## [Problem to work on]
Report the count of lines below that include "true", without any other text.

## [Materials provided]
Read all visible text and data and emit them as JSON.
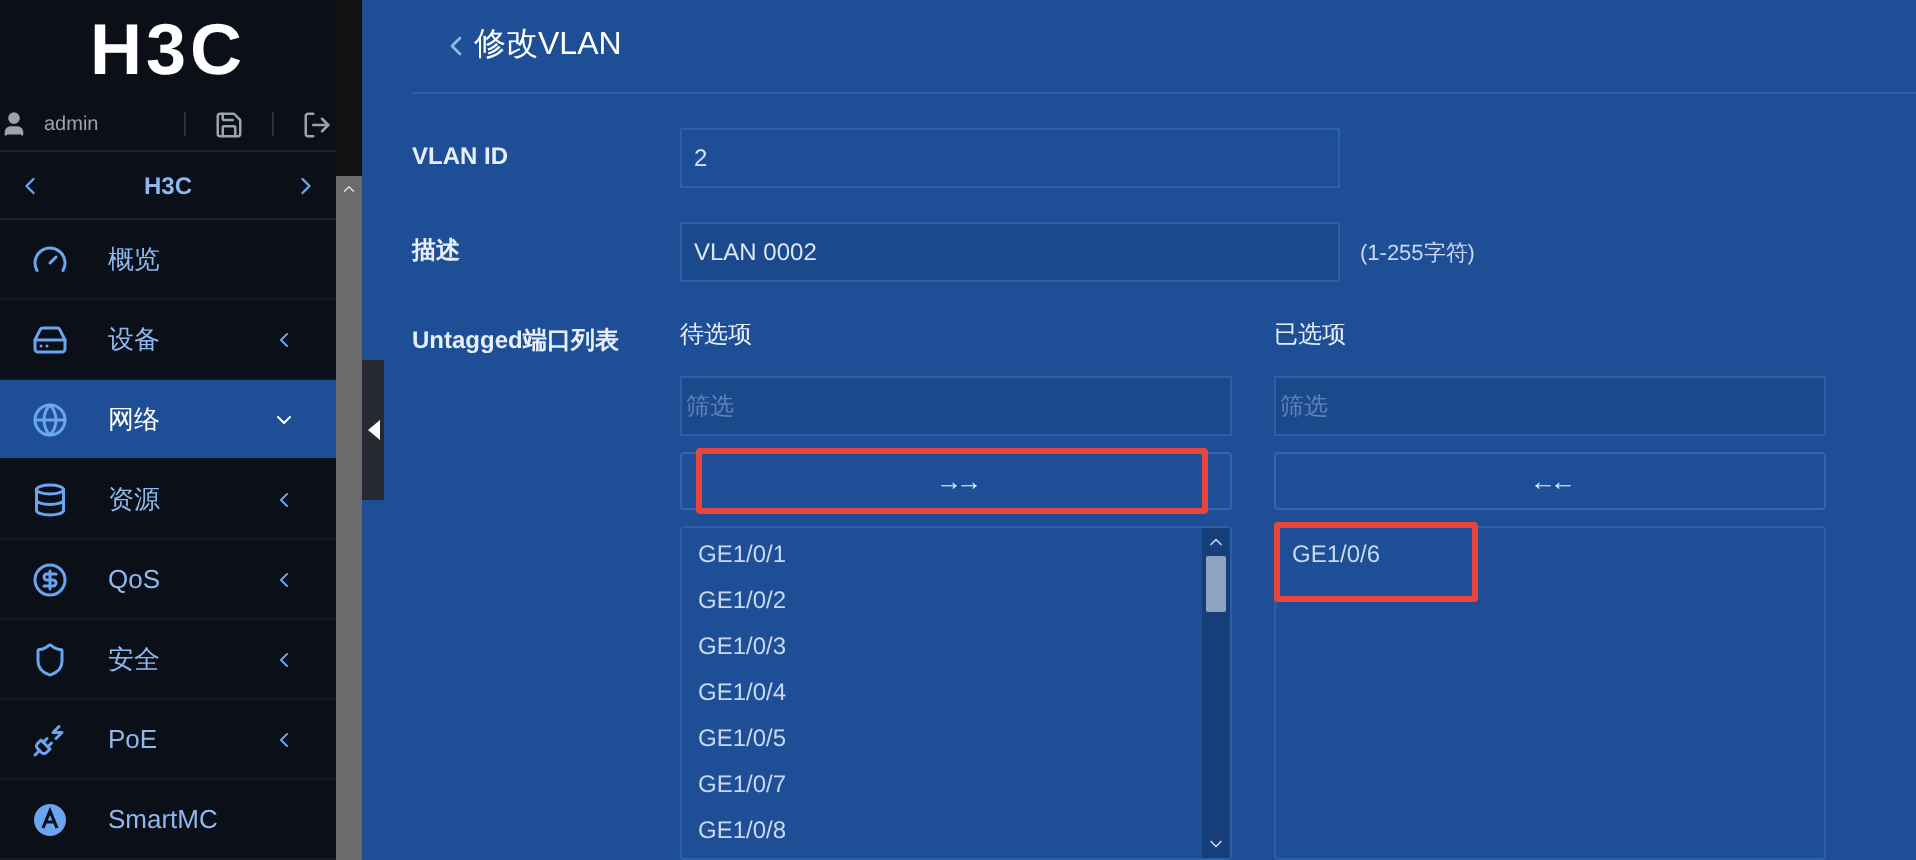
{
  "logo": "H3C",
  "user": {
    "name": "admin"
  },
  "sidebar": {
    "device": "H3C",
    "items": [
      {
        "label": "概览",
        "kind": "leaf",
        "selected": false
      },
      {
        "label": "设备",
        "kind": "group",
        "selected": false,
        "expanded": false
      },
      {
        "label": "网络",
        "kind": "group",
        "selected": true,
        "expanded": true
      },
      {
        "label": "资源",
        "kind": "group",
        "selected": false,
        "expanded": false
      },
      {
        "label": "QoS",
        "kind": "group",
        "selected": false,
        "expanded": false
      },
      {
        "label": "安全",
        "kind": "group",
        "selected": false,
        "expanded": false
      },
      {
        "label": "PoE",
        "kind": "group",
        "selected": false,
        "expanded": false
      },
      {
        "label": "SmartMC",
        "kind": "leaf",
        "selected": false
      }
    ]
  },
  "page": {
    "title": "修改VLAN",
    "fields": [
      {
        "label": "VLAN ID",
        "value": "2"
      },
      {
        "label": "描述",
        "value": "VLAN 0002",
        "hint": "(1-255字符)"
      }
    ],
    "port_list": {
      "label": "Untagged端口列表",
      "available": {
        "heading": "待选项",
        "filter": {
          "placeholder": "筛选"
        },
        "move_button": {
          "label": "→→",
          "highlighted": true
        },
        "items": [
          {
            "label": "GE1/0/1",
            "highlighted": false
          },
          {
            "label": "GE1/0/2",
            "highlighted": false
          },
          {
            "label": "GE1/0/3",
            "highlighted": false
          },
          {
            "label": "GE1/0/4",
            "highlighted": false
          },
          {
            "label": "GE1/0/5",
            "highlighted": false
          },
          {
            "label": "GE1/0/7",
            "highlighted": false
          },
          {
            "label": "GE1/0/8",
            "highlighted": false
          }
        ]
      },
      "chosen": {
        "heading": "已选项",
        "filter": {
          "placeholder": "筛选"
        },
        "move_button": {
          "label": "←←",
          "highlighted": false
        },
        "items": [
          {
            "label": "GE1/0/6",
            "highlighted": true
          }
        ]
      }
    }
  }
}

## [Answer to the exercise]
4